--- DATA TO EXAMINE ---

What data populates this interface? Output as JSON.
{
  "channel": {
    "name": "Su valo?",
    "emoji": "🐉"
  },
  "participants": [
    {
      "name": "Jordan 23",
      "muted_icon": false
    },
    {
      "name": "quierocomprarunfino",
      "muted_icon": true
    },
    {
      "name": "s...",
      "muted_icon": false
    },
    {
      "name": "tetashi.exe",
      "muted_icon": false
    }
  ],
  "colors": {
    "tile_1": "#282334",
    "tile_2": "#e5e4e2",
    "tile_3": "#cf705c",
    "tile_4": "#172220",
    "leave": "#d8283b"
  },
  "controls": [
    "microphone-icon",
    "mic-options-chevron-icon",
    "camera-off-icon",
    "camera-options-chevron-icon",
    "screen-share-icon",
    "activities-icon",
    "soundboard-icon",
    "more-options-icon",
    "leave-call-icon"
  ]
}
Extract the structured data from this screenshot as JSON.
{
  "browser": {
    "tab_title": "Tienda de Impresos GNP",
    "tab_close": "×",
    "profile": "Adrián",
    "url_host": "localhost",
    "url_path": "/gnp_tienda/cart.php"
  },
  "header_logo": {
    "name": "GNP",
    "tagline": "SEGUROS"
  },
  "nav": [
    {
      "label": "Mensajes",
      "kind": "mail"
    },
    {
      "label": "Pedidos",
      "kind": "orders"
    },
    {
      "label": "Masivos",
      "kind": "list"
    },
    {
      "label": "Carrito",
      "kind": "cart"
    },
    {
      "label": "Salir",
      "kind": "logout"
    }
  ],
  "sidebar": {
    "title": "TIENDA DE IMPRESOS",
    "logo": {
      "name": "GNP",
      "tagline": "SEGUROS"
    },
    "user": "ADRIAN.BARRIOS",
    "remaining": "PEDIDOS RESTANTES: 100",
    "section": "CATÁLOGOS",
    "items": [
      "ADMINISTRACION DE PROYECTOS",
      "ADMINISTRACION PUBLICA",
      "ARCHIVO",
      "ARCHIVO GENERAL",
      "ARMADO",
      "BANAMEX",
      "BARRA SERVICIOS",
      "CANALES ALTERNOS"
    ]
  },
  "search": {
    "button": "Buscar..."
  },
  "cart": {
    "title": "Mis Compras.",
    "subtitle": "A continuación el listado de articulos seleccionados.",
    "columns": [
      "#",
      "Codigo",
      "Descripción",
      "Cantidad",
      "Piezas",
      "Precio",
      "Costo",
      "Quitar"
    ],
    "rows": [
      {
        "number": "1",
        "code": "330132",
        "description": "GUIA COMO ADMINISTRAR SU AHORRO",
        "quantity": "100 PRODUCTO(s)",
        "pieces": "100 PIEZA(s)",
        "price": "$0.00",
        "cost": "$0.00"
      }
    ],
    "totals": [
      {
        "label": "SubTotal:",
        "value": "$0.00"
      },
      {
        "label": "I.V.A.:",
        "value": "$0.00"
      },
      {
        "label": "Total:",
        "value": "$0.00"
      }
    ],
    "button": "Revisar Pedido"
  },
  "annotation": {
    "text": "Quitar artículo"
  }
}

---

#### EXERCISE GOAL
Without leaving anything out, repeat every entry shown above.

#### RESPONSE
What data populates this interface? Output as JSON.
{
  "channel": {
    "name": "Su valo?",
    "emoji": "🐉"
  },
  "participants": [
    {
      "name": "Jordan 23",
      "muted_icon": false
    },
    {
      "name": "quierocomprarunfino",
      "muted_icon": true
    },
    {
      "name": "s...",
      "muted_icon": false
    },
    {
      "name": "tetashi.exe",
      "muted_icon": false
    }
  ],
  "colors": {
    "tile_1": "#282334",
    "tile_2": "#e5e4e2",
    "tile_3": "#cf705c",
    "tile_4": "#172220",
    "leave": "#d8283b"
  },
  "controls": [
    "microphone-icon",
    "mic-options-chevron-icon",
    "camera-off-icon",
    "camera-options-chevron-icon",
    "screen-share-icon",
    "activities-icon",
    "soundboard-icon",
    "more-options-icon",
    "leave-call-icon"
  ]
}
Extract the structured data from this screenshot as JSON.
{
  "browser": {
    "tab_title": "Tienda de Impresos GNP",
    "tab_close": "×",
    "profile": "Adrián",
    "url_host": "localhost",
    "url_path": "/gnp_tienda/cart.php"
  },
  "header_logo": {
    "name": "GNP",
    "tagline": "SEGUROS"
  },
  "nav": [
    {
      "label": "Mensajes",
      "kind": "mail"
    },
    {
      "label": "Pedidos",
      "kind": "orders"
    },
    {
      "label": "Masivos",
      "kind": "list"
    },
    {
      "label": "Carrito",
      "kind": "cart"
    },
    {
      "label": "Salir",
      "kind": "logout"
    }
  ],
  "sidebar": {
    "title": "TIENDA DE IMPRESOS",
    "logo": {
      "name": "GNP",
      "tagline": "SEGUROS"
    },
    "user": "ADRIAN.BARRIOS",
    "remaining": "PEDIDOS RESTANTES: 100",
    "section": "CATÁLOGOS",
    "items": [
      "ADMINISTRACION DE PROYECTOS",
      "ADMINISTRACION PUBLICA",
      "ARCHIVO",
      "ARCHIVO GENERAL",
      "ARMADO",
      "BANAMEX",
      "BARRA SERVICIOS",
      "CANALES ALTERNOS"
    ]
  },
  "search": {
    "button": "Buscar..."
  },
  "cart": {
    "title": "Mis Compras.",
    "subtitle": "A continuación el listado de articulos seleccionados.",
    "columns": [
      "#",
      "Codigo",
      "Descripción",
      "Cantidad",
      "Piezas",
      "Precio",
      "Costo",
      "Quitar"
    ],
    "rows": [
      {
        "number": "1",
        "code": "330132",
        "description": "GUIA COMO ADMINISTRAR SU AHORRO",
        "quantity": "100 PRODUCTO(s)",
        "pieces": "100 PIEZA(s)",
        "price": "$0.00",
        "cost": "$0.00"
      }
    ],
    "totals": [
      {
        "label": "SubTotal:",
        "value": "$0.00"
      },
      {
        "label": "I.V.A.:",
        "value": "$0.00"
      },
      {
        "label": "Total:",
        "value": "$0.00"
      }
    ],
    "button": "Revisar Pedido"
  },
  "annotation": {
    "text": "Quitar artículo"
  }
}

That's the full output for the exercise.